*Brief*.
What is needed is each line of the data below that holds the string "value".

*Extracted data*.
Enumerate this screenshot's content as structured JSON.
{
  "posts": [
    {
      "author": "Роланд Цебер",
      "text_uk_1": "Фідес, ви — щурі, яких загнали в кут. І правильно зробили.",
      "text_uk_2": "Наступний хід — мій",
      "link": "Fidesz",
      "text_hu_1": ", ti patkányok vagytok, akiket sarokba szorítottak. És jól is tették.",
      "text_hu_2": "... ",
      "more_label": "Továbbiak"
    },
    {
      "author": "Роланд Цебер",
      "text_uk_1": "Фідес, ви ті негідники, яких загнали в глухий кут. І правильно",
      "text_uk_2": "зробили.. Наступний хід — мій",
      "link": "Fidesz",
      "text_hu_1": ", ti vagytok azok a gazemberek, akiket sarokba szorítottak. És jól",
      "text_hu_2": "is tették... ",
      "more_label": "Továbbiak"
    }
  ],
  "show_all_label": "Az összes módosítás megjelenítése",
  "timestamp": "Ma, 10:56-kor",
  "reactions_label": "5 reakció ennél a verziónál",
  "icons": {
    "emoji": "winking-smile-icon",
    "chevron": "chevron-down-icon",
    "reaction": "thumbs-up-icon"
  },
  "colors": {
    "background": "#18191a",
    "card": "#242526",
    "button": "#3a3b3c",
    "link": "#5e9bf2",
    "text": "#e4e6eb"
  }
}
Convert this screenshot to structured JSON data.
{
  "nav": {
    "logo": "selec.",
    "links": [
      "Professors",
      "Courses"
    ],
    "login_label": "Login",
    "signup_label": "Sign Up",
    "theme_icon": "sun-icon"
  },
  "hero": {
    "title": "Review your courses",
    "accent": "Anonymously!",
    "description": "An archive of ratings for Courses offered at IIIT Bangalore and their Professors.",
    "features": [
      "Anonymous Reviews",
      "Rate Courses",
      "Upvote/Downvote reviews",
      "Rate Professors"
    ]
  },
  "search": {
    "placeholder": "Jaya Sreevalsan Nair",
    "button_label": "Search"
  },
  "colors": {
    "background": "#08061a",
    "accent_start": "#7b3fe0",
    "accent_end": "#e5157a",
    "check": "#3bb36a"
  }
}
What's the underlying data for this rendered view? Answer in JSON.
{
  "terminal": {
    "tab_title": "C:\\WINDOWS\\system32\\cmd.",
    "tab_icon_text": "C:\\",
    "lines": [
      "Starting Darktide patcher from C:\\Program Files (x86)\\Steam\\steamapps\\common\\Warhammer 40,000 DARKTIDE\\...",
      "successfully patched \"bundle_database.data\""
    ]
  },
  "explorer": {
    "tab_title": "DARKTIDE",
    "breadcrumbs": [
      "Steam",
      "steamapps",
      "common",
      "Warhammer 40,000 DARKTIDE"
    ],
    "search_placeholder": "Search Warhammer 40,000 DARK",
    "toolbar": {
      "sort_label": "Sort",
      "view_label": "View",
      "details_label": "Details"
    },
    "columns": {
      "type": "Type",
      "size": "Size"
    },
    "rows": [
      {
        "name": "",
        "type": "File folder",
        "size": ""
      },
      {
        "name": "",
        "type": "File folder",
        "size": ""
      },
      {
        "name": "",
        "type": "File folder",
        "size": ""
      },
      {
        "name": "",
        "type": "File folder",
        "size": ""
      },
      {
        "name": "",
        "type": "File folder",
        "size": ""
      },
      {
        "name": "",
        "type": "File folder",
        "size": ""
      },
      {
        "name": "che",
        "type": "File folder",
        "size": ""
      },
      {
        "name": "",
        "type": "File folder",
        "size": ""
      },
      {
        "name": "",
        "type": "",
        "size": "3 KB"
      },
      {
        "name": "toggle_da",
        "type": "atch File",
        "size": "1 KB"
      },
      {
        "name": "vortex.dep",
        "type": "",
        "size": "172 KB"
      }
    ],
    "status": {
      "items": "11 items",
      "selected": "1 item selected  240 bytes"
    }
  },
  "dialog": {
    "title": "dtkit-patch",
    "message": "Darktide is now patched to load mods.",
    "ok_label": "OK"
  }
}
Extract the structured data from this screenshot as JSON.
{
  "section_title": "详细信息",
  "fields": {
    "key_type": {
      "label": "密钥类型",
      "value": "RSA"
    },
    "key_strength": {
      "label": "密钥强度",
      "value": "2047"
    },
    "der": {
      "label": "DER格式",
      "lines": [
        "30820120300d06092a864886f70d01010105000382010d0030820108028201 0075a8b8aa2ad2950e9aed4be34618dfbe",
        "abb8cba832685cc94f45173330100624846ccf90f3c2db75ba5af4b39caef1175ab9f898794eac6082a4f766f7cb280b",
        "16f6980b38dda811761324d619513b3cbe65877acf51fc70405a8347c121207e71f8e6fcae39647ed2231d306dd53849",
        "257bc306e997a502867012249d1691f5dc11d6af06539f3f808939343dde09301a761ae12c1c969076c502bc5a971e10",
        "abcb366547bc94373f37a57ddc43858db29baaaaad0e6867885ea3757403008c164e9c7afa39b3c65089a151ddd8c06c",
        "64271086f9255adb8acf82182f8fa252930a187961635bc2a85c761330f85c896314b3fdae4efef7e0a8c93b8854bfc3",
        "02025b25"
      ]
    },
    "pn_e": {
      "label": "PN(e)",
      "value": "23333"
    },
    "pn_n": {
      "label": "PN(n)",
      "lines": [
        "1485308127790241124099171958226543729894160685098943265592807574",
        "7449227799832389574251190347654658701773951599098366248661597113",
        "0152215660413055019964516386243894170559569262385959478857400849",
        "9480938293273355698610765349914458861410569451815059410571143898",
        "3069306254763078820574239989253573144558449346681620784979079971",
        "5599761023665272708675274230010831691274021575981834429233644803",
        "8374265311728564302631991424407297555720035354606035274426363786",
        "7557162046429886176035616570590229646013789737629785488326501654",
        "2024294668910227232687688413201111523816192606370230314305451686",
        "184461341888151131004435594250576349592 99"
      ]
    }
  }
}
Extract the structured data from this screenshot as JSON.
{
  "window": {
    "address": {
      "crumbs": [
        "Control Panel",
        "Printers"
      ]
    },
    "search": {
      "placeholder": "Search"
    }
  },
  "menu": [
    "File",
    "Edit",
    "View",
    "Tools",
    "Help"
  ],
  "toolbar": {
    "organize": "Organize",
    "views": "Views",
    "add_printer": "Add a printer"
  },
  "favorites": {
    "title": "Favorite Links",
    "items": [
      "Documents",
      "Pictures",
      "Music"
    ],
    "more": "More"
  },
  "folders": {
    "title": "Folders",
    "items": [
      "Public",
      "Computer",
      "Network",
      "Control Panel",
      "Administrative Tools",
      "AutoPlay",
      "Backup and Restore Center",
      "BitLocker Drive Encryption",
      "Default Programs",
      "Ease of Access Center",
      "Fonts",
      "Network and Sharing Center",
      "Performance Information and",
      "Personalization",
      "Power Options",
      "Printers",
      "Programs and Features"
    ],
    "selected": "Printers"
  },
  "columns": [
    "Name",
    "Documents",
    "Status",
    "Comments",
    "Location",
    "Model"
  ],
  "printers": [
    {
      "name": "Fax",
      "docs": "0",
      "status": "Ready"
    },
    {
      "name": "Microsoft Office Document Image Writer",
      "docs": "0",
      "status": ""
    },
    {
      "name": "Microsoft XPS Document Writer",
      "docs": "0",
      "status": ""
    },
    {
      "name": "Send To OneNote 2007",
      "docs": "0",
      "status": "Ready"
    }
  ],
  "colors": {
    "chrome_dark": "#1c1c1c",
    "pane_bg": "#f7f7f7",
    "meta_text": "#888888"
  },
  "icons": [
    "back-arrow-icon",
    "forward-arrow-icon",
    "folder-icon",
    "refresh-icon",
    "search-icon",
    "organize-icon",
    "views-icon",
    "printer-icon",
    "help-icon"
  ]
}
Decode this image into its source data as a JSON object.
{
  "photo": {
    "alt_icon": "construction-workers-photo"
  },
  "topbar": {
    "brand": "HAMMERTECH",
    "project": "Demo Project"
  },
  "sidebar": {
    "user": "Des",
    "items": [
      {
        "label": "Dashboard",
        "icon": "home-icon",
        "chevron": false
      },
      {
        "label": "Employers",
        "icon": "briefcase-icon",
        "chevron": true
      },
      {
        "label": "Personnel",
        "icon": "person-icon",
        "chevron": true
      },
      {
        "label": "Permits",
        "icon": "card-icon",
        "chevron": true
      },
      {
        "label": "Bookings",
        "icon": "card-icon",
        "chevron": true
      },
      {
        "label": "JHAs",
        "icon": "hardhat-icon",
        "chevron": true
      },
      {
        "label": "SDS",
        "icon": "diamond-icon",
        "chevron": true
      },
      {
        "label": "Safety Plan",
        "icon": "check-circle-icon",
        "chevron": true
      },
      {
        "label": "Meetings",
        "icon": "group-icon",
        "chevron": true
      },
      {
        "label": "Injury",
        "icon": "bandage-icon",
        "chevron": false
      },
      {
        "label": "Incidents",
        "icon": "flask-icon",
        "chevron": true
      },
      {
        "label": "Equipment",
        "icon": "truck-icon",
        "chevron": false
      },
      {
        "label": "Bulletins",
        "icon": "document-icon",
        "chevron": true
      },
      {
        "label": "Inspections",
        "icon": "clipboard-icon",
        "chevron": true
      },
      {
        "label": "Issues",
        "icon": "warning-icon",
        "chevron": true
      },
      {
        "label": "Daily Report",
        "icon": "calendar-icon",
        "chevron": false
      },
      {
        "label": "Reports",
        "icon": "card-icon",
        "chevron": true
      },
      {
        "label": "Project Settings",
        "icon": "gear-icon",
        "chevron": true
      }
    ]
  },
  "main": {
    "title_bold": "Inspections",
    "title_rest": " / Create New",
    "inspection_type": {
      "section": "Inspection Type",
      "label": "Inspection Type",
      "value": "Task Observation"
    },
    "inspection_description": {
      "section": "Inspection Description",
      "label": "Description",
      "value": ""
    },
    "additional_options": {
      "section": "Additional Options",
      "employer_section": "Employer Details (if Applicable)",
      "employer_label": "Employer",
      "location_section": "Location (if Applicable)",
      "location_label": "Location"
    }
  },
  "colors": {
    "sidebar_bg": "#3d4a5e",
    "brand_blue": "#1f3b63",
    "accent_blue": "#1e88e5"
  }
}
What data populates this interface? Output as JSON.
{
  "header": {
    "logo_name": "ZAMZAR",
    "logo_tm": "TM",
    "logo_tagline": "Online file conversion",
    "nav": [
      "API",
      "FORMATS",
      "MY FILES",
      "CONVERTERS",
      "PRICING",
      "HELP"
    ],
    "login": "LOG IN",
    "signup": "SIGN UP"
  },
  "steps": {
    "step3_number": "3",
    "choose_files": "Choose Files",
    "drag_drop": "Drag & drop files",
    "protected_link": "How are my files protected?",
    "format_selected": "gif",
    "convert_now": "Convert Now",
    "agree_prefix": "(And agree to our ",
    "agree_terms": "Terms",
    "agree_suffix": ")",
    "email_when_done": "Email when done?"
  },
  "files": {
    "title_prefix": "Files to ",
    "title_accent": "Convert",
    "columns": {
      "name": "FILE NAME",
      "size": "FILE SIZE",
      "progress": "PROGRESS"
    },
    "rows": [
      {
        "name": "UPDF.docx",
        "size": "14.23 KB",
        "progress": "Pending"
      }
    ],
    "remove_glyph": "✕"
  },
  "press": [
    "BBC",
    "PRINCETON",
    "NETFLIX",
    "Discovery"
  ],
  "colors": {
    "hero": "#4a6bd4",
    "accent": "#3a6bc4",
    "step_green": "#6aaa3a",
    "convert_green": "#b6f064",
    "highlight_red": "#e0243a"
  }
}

*Exercise response*.
      "value": "RSA"
      "value": "2047"
      "value": "23333"
      "value": "Task Observation"
      "value": ""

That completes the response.